Chilcote also explained how the government used the Hannibal and St. Joseph Railroad extensively for delivering soldiers and cannons during the Civil War. In 1881, the Chicago, Burlington and Quincy Railroad purchased the Hannibal & St. Joseph Railroad. "The Hannibal and St. Joseph Railroad played a very important role in developing northern Missouri," Chilcote said. This sentiment was echoed by railroad historian David Hardy, of Liberty, who had arranged for the original marker to be on display in Chillicothe Saturday.
When the Hannibal and St. Joseph Railroad was completed, St. Louis was the largest city in Missouri with 160,773 people. St. Joseph was the second largest with 8,932 people; Hannibal was the third largest with 6,505; Kansas City, fourth largest, with a population of 4,418. "It is highly unlikely that Kansas City would have developed into the town it is without the Hannibal and St. Joseph Railroad," Hardy said. He said Kansas City had built a link to the Hannibal and St. Joseph Railroad at Cameron, and was first to build a bridge over the Missouri River.

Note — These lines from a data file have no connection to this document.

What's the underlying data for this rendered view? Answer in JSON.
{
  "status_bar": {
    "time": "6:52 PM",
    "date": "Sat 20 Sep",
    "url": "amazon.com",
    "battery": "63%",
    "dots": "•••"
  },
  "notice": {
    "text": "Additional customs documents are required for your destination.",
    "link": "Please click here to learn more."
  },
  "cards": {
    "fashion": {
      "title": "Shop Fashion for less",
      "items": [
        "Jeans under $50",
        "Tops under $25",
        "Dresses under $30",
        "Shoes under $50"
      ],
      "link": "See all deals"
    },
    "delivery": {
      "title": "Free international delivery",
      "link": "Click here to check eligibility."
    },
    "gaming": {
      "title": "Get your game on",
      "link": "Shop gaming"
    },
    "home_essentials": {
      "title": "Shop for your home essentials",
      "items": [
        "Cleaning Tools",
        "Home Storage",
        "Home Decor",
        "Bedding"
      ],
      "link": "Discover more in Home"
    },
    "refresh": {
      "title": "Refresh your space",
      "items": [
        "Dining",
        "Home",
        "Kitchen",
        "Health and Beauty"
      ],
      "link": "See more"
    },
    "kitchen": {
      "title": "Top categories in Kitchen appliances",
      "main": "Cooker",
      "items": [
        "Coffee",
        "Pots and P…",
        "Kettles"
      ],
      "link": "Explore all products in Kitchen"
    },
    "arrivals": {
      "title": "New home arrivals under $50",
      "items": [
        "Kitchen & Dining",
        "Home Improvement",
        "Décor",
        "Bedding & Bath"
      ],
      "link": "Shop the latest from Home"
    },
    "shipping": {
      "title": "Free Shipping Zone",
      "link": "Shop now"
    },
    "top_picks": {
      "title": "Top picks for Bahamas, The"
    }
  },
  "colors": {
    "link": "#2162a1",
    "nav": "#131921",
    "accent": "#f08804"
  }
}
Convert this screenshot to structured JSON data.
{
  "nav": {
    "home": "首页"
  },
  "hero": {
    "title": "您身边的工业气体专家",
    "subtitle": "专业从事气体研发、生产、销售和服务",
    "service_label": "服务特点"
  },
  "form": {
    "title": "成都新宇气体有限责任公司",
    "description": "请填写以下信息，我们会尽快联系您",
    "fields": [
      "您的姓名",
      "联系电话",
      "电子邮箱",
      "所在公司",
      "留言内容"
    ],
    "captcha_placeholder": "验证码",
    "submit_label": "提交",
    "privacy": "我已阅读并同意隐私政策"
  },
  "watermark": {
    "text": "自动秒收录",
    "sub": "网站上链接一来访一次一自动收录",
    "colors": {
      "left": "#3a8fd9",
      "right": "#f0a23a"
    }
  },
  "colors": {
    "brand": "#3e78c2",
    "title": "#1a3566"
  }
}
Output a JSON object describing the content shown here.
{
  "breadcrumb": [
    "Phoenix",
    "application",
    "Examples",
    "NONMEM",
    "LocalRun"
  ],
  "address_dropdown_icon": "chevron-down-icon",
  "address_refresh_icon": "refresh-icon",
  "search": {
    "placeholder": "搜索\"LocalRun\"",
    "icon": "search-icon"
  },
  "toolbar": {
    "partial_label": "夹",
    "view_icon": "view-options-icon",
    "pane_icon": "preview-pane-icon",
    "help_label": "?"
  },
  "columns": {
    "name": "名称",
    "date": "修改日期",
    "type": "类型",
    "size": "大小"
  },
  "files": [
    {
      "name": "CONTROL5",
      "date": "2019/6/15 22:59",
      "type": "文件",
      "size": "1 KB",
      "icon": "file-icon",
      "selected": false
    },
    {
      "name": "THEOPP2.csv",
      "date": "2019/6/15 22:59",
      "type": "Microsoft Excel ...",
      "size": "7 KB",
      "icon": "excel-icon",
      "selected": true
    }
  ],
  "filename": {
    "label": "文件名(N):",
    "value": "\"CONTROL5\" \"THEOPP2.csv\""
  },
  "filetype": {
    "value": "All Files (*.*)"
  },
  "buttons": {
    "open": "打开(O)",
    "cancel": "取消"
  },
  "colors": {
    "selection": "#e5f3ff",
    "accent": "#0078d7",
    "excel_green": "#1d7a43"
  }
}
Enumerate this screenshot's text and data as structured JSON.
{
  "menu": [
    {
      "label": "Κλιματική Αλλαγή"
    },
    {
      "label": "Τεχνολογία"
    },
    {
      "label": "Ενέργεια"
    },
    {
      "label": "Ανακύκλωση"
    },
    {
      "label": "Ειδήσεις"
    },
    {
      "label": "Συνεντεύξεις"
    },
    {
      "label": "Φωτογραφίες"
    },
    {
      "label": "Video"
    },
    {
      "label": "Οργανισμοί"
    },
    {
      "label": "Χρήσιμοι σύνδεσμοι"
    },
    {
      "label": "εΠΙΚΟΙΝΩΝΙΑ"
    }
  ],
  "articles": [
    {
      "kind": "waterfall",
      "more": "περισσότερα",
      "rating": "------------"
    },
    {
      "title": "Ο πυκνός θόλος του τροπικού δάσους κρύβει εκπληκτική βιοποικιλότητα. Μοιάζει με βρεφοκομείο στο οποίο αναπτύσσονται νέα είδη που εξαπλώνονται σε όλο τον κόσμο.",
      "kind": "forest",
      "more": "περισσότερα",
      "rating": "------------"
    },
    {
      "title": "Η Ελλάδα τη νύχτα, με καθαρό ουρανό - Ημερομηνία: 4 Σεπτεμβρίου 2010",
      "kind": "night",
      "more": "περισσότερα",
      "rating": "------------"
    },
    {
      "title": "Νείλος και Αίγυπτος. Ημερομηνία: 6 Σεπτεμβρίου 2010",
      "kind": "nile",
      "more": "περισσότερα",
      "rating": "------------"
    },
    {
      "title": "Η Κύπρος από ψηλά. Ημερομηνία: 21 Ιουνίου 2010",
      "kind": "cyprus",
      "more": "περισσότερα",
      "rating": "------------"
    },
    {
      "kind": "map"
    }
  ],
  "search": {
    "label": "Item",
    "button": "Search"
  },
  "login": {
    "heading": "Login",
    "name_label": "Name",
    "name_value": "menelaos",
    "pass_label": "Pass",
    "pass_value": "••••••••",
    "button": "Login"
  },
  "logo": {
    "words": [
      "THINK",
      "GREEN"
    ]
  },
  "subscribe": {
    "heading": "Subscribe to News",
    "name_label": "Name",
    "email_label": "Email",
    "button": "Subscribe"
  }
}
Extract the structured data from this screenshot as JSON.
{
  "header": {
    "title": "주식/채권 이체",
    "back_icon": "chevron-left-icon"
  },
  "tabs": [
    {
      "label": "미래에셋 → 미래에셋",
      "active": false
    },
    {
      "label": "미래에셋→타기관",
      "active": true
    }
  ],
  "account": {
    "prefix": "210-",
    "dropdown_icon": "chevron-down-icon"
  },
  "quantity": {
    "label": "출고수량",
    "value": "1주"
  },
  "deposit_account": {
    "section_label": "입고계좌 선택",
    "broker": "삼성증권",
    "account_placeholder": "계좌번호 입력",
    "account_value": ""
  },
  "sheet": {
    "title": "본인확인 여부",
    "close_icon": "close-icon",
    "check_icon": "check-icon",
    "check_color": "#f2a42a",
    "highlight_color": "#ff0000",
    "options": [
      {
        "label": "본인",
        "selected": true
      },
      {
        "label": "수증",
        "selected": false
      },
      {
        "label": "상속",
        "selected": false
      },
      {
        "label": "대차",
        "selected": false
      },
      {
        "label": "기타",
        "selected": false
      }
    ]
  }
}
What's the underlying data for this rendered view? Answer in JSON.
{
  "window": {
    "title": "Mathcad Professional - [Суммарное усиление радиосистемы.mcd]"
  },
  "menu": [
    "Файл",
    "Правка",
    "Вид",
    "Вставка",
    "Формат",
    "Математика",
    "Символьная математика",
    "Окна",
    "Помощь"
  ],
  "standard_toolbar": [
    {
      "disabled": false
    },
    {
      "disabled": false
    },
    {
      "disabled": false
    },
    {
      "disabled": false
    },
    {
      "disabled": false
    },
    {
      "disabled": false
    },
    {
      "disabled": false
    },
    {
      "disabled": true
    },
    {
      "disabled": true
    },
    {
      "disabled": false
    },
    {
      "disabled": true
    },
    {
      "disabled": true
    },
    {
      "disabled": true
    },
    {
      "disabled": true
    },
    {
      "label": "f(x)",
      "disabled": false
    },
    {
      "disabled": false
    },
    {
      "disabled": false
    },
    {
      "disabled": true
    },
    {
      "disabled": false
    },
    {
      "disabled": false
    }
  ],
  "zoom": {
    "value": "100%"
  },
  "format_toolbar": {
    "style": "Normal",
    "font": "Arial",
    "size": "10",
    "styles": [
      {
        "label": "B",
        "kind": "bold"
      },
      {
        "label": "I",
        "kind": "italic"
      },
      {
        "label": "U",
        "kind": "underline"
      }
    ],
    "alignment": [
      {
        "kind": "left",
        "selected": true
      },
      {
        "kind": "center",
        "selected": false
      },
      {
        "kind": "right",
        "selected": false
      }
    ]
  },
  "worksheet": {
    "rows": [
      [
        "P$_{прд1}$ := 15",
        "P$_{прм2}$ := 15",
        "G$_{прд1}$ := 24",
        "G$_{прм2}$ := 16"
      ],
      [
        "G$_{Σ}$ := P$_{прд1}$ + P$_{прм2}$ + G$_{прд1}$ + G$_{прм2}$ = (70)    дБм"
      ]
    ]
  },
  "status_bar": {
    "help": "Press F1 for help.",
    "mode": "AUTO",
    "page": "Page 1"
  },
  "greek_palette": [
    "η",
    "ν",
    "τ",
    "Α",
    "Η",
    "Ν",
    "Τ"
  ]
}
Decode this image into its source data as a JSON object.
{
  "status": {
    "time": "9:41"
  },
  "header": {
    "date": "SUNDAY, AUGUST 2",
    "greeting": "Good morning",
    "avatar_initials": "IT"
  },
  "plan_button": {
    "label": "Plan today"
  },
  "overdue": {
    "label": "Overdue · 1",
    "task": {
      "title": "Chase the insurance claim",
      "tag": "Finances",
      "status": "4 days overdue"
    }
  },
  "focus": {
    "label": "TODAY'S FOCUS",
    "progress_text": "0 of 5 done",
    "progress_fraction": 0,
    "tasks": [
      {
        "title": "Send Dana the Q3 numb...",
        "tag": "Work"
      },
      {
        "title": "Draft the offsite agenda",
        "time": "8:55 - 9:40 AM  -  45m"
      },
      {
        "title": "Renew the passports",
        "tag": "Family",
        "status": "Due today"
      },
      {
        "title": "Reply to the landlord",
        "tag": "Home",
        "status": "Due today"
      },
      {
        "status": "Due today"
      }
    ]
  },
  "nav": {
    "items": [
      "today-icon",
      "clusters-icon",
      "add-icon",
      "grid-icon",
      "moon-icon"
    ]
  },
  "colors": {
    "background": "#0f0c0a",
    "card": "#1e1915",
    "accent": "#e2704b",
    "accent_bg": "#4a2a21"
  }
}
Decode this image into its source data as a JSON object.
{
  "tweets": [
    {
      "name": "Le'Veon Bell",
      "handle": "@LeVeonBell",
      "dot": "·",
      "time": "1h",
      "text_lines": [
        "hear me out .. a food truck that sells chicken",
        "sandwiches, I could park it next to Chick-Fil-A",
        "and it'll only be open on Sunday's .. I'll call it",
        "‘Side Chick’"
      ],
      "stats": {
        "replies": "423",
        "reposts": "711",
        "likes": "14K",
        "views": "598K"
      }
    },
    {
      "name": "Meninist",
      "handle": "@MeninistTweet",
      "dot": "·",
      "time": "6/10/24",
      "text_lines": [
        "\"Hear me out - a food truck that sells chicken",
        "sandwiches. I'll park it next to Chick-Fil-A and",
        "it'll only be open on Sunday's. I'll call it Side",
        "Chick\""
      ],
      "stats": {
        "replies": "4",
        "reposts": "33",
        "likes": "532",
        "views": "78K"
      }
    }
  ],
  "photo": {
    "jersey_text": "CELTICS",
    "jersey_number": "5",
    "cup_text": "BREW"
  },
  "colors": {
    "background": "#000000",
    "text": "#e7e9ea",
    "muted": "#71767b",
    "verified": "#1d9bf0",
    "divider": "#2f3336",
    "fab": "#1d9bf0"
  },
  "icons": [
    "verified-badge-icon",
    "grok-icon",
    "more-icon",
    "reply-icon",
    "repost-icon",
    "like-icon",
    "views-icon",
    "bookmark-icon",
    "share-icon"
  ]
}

Several guests Saturday were from the Kansas City area, including Jim Asplund, who was a passenger on the last train which ran the Hannibal and St. Joseph Railroad in January 1962. The Hannibal and St. Joseph Railroad eventually became part of the Chicago, Burlington and Quincy Railroad system, Hardy said. In the early 1980s, the entire line west of around Brookfield was taken out of service and eventually abandoned by the Burlington Northern.
Also speaking Saturday was Jim McCollough, from Wabash BBQ in Chillicothe. The restaurant is located in a railroad depot built in 1909. Dr. Frank Stark, president of the Grand River Historical Society Museum, said he was pleased with the event which attracted a standing-room only crowd. "I am well pleased with the event, by the number of people who attended and by their excitement," he said.
CAPTION: Visitors to the Grand River Historical Society Museum share interest in railroads as they looked at old photographs and items pertaining to the Hannibal & St. Joseph Railroad.